Okay, okay, this one is a technicality. The X-Men arcade game was based on the pilot for X-Men: Pryde of the X-Men. The pilot was supposed to spawn a series, but never got passed the original pilot. Maybe it was the redundancy of having a title where “X-Men” appears twice. What were they thinking? Well, if anything good came out of it, it’s this classic arcade game. This game is pretty similar to the Ninja Turtles arcade game. In fact, the two are almost identical. However, I much prefer the different playable mutants such as Dazzler, Cyclops, Wolverine, Nightcrawler and Storm.
2. DuckTales (NES)
The success of DuckTales is attributed to the Capcom team behind the Mega Man series. Both games share Tokuro Fujiwara as a producer and Keiji Inafune. You play as scrooges McDuck, and you use your cane as a pogo-stick. In typical Mega Man fashion, the player can play through the levels in any order. Also, Yoshihiro Sakaguchi scores the game with his best work ever, even including the Mega Man series. Just listen to that space theme!

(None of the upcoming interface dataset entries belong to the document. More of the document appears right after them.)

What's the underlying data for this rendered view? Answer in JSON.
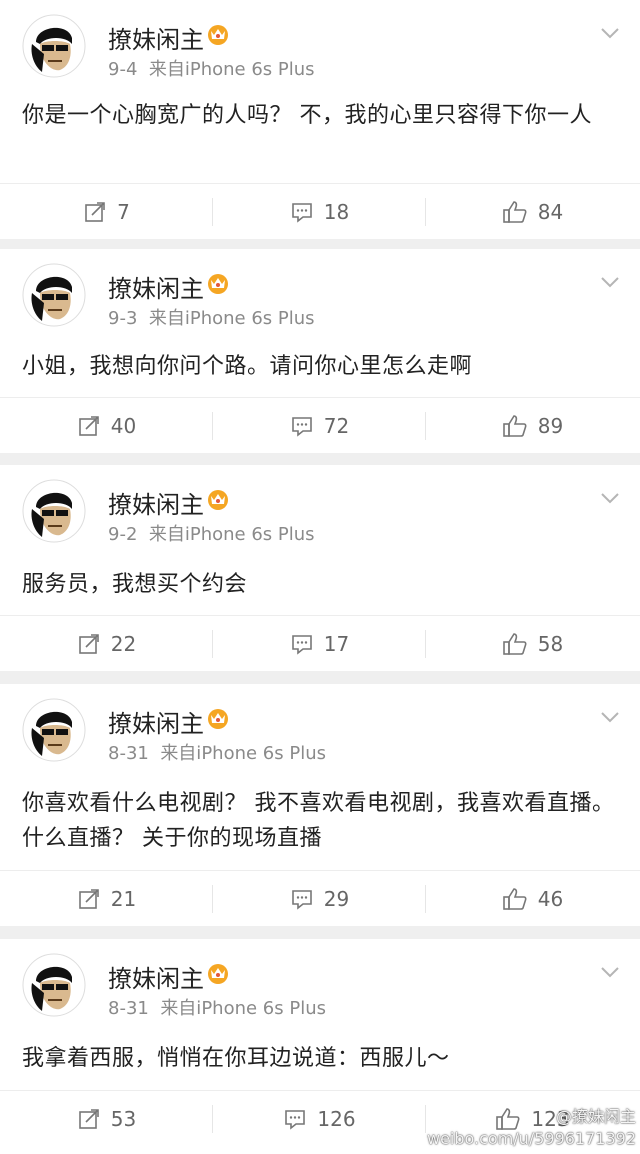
{
  "posts": [
    {
      "username": "撩妹闲主",
      "date": "9-4",
      "source": "来自iPhone 6s Plus",
      "text": "你是一个心胸宽广的人吗？  不，我的心里只容得下你一人",
      "reposts": "7",
      "comments": "18",
      "likes": "84"
    },
    {
      "username": "撩妹闲主",
      "date": "9-3",
      "source": "来自iPhone 6s Plus",
      "text": "小姐，我想向你问个路。请问你心里怎么走啊",
      "reposts": "40",
      "comments": "72",
      "likes": "89"
    },
    {
      "username": "撩妹闲主",
      "date": "9-2",
      "source": "来自iPhone 6s Plus",
      "text": "服务员，我想买个约会",
      "reposts": "22",
      "comments": "17",
      "likes": "58"
    },
    {
      "username": "撩妹闲主",
      "date": "8-31",
      "source": "来自iPhone 6s Plus",
      "text": "你喜欢看什么电视剧？ 我不喜欢看电视剧，我喜欢看直播。  什么直播？  关于你的现场直播",
      "reposts": "21",
      "comments": "29",
      "likes": "46"
    },
    {
      "username": "撩妹闲主",
      "date": "8-31",
      "source": "来自iPhone 6s Plus",
      "text": "我拿着西服，悄悄在你耳边说道：西服儿～",
      "reposts": "53",
      "comments": "126",
      "likes": "123"
    }
  ],
  "watermark": {
    "line1": "@撩妹闲主",
    "line2": "weibo.com/u/5996171392"
  },
  "icons": {
    "avatar": "sunglasses-man-avatar",
    "badge": "vip-crown-icon",
    "menu": "chevron-down-icon",
    "repost": "repost-icon",
    "comment": "comment-icon",
    "like": "thumbs-up-icon"
  },
  "colors": {
    "background": "#efefef",
    "card": "#ffffff",
    "meta": "#8a8a8a",
    "vip": "#f5a623"
  }
}
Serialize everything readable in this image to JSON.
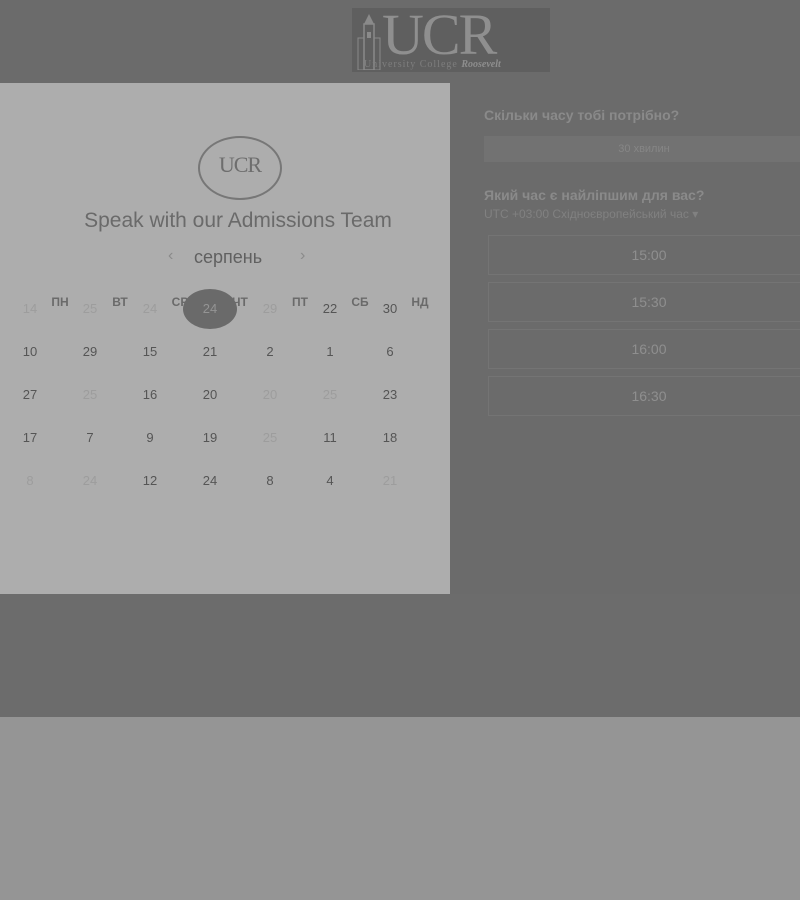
{
  "header": {
    "logo_letters": "UCR",
    "logo_subtitle": "University College",
    "logo_script": "Roosevelt"
  },
  "left_panel": {
    "circle_logo_text": "UCR",
    "title": "Speak with our Admissions Team",
    "month": "серпень",
    "weekdays": [
      "ПН",
      "ВТ",
      "СР",
      "ЧТ",
      "ПТ",
      "СБ",
      "НД"
    ],
    "weeks": [
      [
        {
          "d": "14",
          "m": true
        },
        {
          "d": "25",
          "m": true
        },
        {
          "d": "24",
          "m": true
        },
        {
          "d": "24",
          "s": true
        },
        {
          "d": "29",
          "m": true
        },
        {
          "d": "22"
        },
        {
          "d": "30"
        }
      ],
      [
        {
          "d": "10"
        },
        {
          "d": "29"
        },
        {
          "d": "15"
        },
        {
          "d": "21"
        },
        {
          "d": "2"
        },
        {
          "d": "1"
        },
        {
          "d": "6"
        }
      ],
      [
        {
          "d": "27"
        },
        {
          "d": "25",
          "m": true
        },
        {
          "d": "16"
        },
        {
          "d": "20"
        },
        {
          "d": "20",
          "m": true
        },
        {
          "d": "25",
          "m": true
        },
        {
          "d": "23"
        }
      ],
      [
        {
          "d": "17"
        },
        {
          "d": "7"
        },
        {
          "d": "9"
        },
        {
          "d": "19"
        },
        {
          "d": "25",
          "m": true
        },
        {
          "d": "11"
        },
        {
          "d": "18"
        }
      ],
      [
        {
          "d": "8",
          "m": true
        },
        {
          "d": "24",
          "m": true
        },
        {
          "d": "12"
        },
        {
          "d": "24"
        },
        {
          "d": "8"
        },
        {
          "d": "4"
        },
        {
          "d": "21",
          "m": true
        }
      ]
    ]
  },
  "right_panel": {
    "duration_question": "Скільки часу тобі потрібно?",
    "duration_value": "30 хвилин",
    "time_question": "Який час є найліпшим для вас?",
    "timezone": "UTC +03:00 Східноєвропейський час",
    "timezone_icon": "caret-down-icon",
    "slots": [
      "15:00",
      "15:30",
      "16:00",
      "16:30"
    ]
  },
  "colors": {
    "header_bg": "#6b6b6b",
    "left_panel_bg": "#adadad",
    "right_panel_bg": "#6b6b6b",
    "selected_day_bg": "#6a6a6a"
  }
}
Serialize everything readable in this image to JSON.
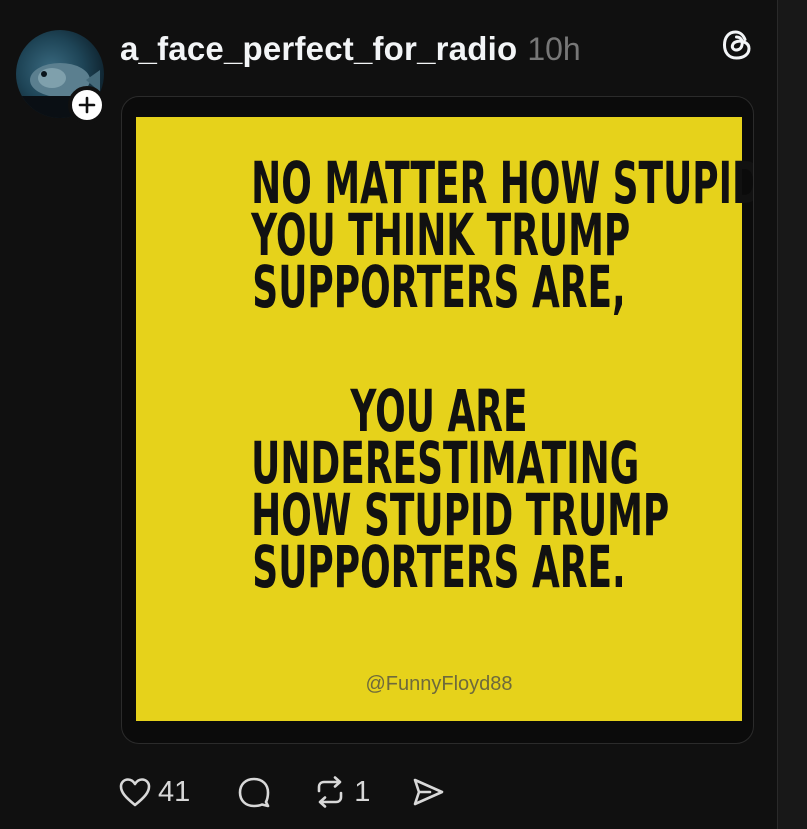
{
  "post": {
    "username": "a_face_perfect_for_radio",
    "time": "10h",
    "avatar_icon": "fish-avatar",
    "follow_icon": "plus-icon",
    "app_icon": "threads-icon"
  },
  "meme": {
    "lines_top": [
      "NO MATTER HOW STUPID",
      "YOU THINK TRUMP",
      "SUPPORTERS ARE,"
    ],
    "lines_bottom": [
      "YOU ARE",
      "UNDERESTIMATING",
      "HOW STUPID TRUMP",
      "SUPPORTERS ARE."
    ],
    "credit": "@FunnyFloyd88",
    "background_color": "#e6d21b"
  },
  "actions": {
    "like_count": "41",
    "repost_count": "1",
    "icons": [
      "heart-icon",
      "comment-icon",
      "repost-icon",
      "share-icon"
    ]
  }
}
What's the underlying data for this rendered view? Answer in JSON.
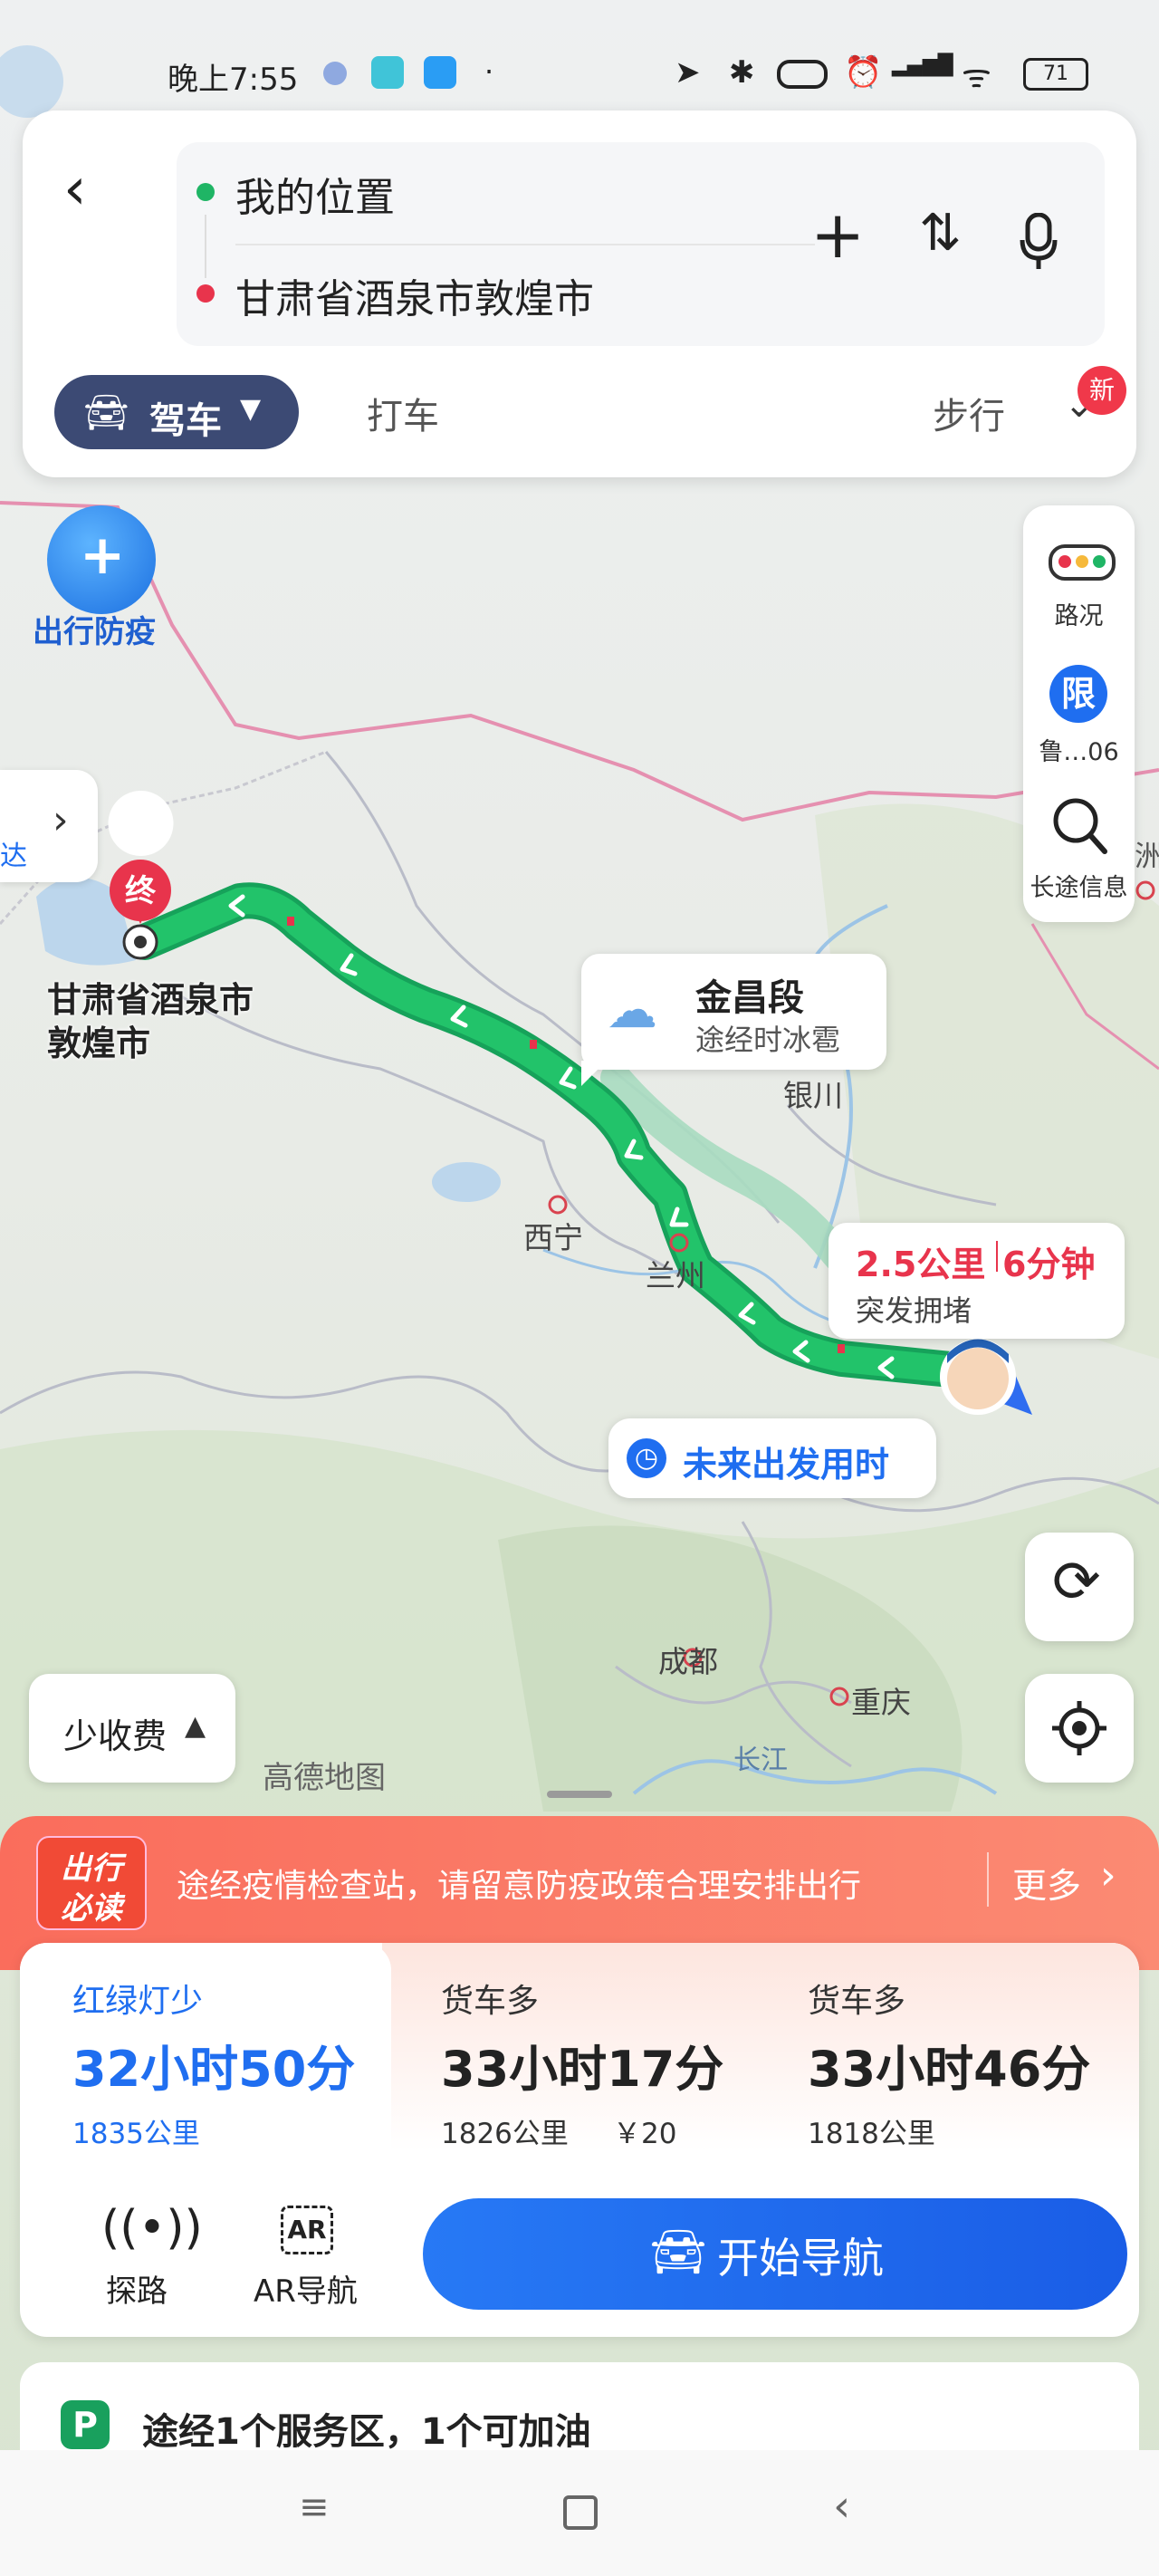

1. The Simpsons (Arcade Game)
And yet, another Simpson’s game. It’s odd that a simple sitcom about a suburban family can grow into something so unique. The Simpsons aren’t super heroes. They don’t have any special abilities. The brilliant writers of the show treated the yellow family as a sandbox of creativity, and consistency wasn’t an issue. In other words, the Simpsons are so wacky that they fit into the realm of video games without it feeling contrived. That’s why the world’s greatest cartoon series of all time has spawned some of the best Video Games of all time, including the three on this list. And for some reason, in the early 1990s, children much rather play as a suburban house wife with a vacuum than a superhero with super powers. That’s the power of the Simpsons.